> **TASK DETAILS**
Here is a block of records. Copy every line in it that includes "JSON".

_ _ _ _

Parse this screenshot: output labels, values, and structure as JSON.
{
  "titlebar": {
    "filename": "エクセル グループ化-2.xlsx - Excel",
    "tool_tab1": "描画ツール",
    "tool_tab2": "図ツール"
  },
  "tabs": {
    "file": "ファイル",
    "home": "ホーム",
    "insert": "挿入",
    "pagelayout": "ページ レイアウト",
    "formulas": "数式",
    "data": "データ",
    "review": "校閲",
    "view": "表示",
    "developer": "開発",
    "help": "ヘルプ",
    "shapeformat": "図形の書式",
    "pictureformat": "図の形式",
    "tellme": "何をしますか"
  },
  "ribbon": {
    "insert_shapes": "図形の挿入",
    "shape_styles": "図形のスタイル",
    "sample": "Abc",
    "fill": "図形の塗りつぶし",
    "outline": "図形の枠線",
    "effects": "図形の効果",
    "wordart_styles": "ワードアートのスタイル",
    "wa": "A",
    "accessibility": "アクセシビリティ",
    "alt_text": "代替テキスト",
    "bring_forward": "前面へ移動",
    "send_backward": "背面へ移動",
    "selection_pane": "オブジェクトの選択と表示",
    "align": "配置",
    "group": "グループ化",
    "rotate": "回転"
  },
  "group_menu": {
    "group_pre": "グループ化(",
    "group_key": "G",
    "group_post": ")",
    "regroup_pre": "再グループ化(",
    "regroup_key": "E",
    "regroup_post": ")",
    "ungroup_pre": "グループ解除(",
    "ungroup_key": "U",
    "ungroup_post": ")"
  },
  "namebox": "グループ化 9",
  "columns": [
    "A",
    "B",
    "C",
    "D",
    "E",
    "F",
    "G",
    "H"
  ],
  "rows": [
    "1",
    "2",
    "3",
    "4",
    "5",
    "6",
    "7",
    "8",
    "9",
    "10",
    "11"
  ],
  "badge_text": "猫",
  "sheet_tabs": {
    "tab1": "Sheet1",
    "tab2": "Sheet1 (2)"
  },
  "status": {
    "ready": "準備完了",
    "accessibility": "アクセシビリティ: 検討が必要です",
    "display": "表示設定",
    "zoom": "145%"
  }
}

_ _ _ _

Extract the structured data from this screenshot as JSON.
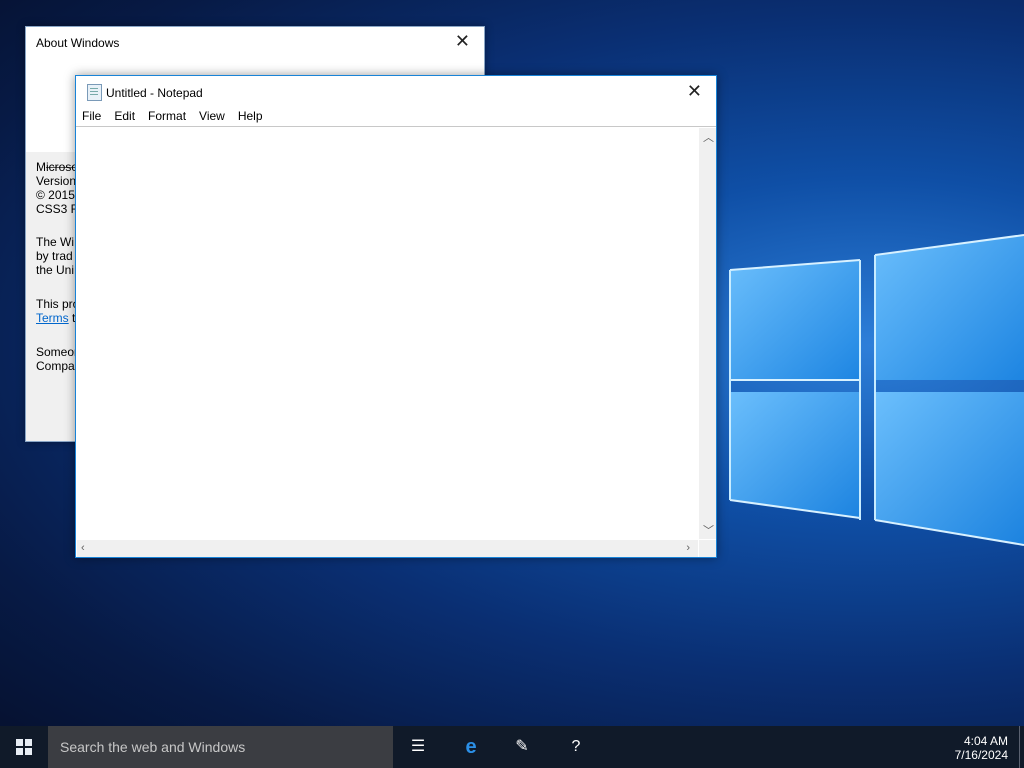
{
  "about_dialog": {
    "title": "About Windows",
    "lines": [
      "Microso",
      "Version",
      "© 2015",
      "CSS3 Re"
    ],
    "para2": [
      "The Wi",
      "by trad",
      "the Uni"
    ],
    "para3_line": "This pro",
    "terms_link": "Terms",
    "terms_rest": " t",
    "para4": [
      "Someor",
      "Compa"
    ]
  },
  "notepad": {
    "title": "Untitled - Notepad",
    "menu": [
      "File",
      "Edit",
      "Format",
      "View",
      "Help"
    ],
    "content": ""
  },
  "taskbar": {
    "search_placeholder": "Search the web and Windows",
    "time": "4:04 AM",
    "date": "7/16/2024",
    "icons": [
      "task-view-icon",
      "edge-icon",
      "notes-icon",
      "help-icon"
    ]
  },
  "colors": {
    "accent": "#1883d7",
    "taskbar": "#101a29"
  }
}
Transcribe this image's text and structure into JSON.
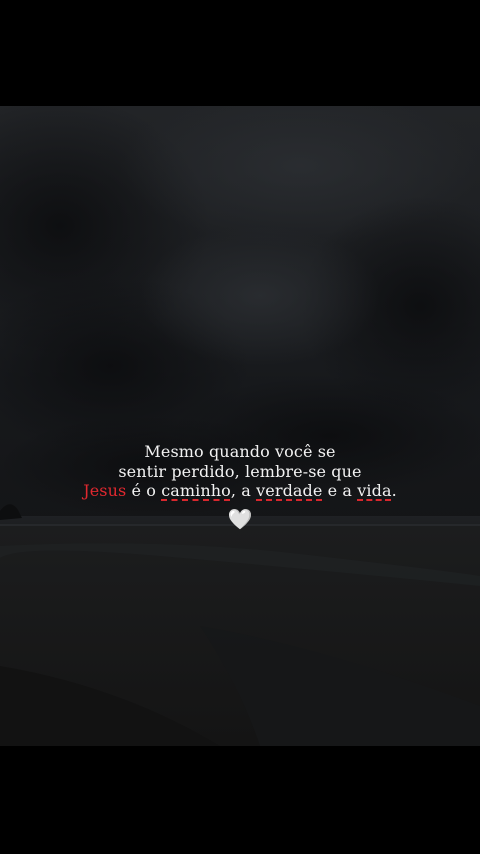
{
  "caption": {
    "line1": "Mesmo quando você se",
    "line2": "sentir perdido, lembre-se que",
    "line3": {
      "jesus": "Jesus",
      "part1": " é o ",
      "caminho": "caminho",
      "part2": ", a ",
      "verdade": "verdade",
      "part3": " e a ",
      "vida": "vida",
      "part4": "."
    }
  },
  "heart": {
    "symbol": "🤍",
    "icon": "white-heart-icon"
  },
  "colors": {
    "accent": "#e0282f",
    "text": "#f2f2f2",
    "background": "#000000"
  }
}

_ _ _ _

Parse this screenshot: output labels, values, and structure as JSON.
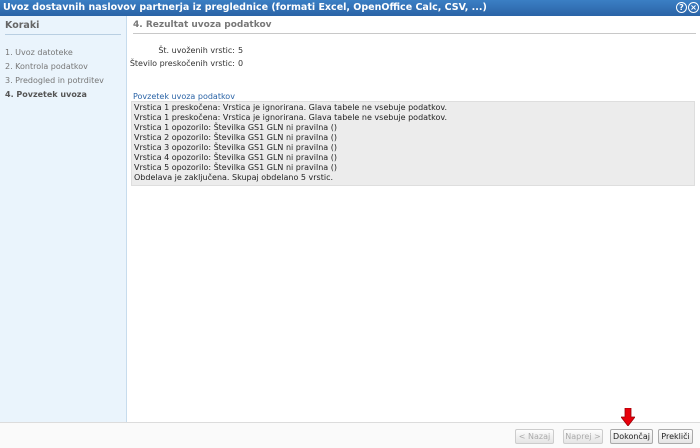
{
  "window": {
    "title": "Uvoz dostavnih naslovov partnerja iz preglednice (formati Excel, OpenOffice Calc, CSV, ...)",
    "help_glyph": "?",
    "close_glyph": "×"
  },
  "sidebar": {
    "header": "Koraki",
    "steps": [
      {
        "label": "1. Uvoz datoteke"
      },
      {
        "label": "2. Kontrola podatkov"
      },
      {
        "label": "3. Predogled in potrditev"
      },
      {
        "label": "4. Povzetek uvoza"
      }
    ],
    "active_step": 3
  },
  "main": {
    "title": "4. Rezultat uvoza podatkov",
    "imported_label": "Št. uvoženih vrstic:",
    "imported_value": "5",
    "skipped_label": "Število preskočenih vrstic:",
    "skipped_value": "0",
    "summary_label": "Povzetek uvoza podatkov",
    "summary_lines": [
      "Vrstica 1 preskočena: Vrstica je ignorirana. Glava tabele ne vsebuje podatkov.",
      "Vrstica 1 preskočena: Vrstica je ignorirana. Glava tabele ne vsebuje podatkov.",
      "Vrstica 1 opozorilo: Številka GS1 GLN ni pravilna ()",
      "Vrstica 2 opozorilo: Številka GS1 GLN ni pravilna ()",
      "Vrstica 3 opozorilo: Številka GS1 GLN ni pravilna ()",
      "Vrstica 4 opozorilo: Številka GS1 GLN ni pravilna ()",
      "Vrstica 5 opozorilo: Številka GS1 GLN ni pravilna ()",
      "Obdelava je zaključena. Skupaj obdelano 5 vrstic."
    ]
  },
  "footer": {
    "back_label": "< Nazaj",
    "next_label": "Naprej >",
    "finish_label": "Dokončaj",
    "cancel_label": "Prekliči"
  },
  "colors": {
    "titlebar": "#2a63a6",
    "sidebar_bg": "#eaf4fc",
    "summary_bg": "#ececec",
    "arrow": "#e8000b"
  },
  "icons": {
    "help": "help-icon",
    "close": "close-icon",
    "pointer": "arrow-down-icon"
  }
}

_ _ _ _

> **TASK ANSWER**
Parse this screenshot: output labels, values, and structure as JSON.
Extract the structured data from this screenshot as JSON.
Transcribe this image's text and structure into JSON.
Parse this screenshot: output labels, values, and structure as JSON.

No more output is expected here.